WorldStage Newsonline-- Niger State Government has expressed concerns over gradual extinction of native languages, saying English language has become the first language of most homes in the country.
Commissioner of Information, Culture and Tourism Mr Jonathan Vatsa told journalists in Minna on Wednesday that there was the need for parents to ensure that the native languages and cultures are not allowed to go into extinction.
According to him, when the native languages are spoken to the children, it will build in them from the formative ages the core values peculiar to our society and making them have the desire to adopt best practices for the development of the society.
“As a Commissioner in charge of culture, I am worried and indeed the government is worried that none of the younger ones can read and write in the native languages as it used to be in the past,” he said.
He recalled that the earliest curriculum of Nigeria’s education emphasized the importance of the first language “which is our native dialects as very germane to our educational development and therefore wondered why that should be neglected now.”
He assured that the state government would be coming up with programmes to ensure that the first languages are not allowed to go into extinction in the state.
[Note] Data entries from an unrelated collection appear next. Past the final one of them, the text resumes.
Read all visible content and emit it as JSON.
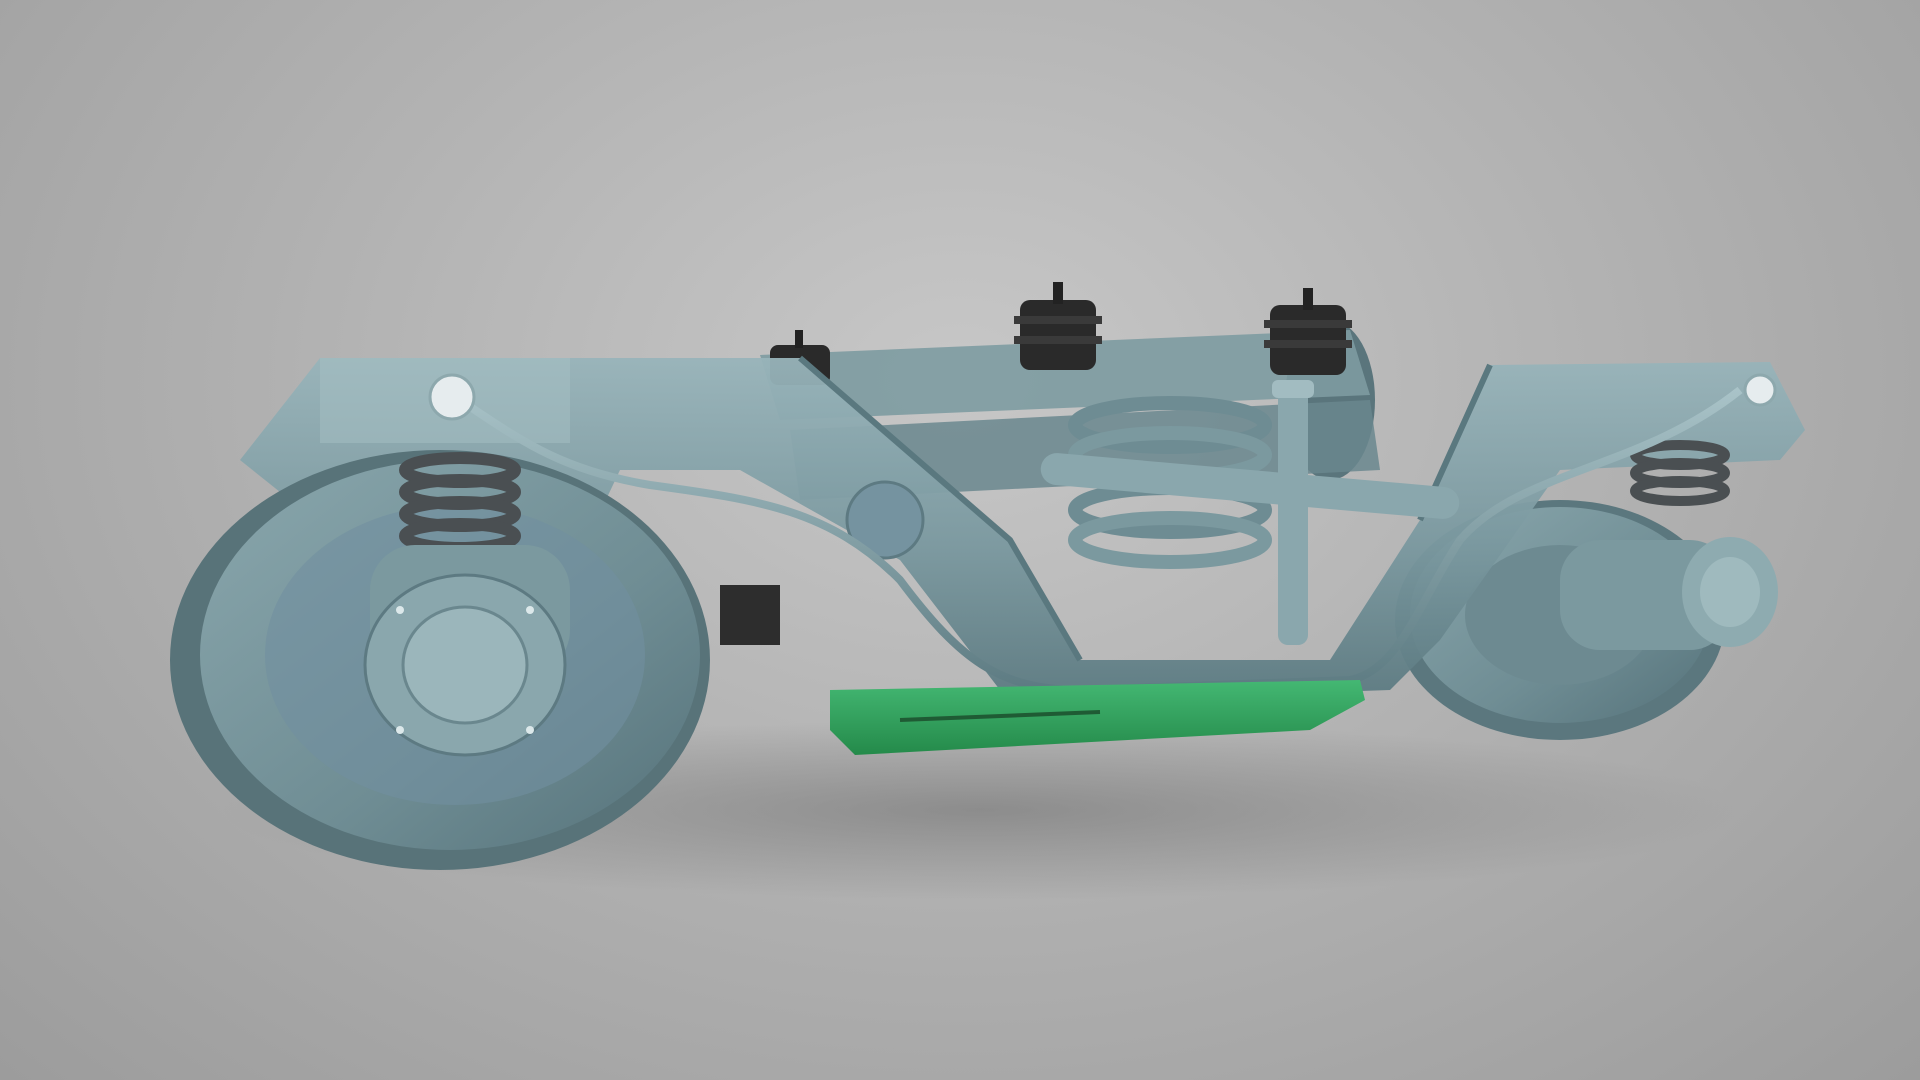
{
  "scene": {
    "subject": "train-bogie-3d-render",
    "background_color": "#b3b3b3",
    "frame_color": "#6e8e95",
    "frame_highlight": "#94b2b8",
    "frame_shadow": "#4f6e75",
    "spring_color": "#4a4f52",
    "brake_shoe_color": "#2ea05a",
    "bellows_color": "#2a2a2a"
  }
}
One of the programmes is the introduction of courses in the major languages of the state in the State College of Education Minna and IBB University, Lapai.
“The programme we intend to come up with is aimed at ensuring that the younger Nigerlites can read and write in Hausa, Nupe, Gbagyi, Kambari and other native languages, because this will build in the them a better understanding of our best practices,” he said.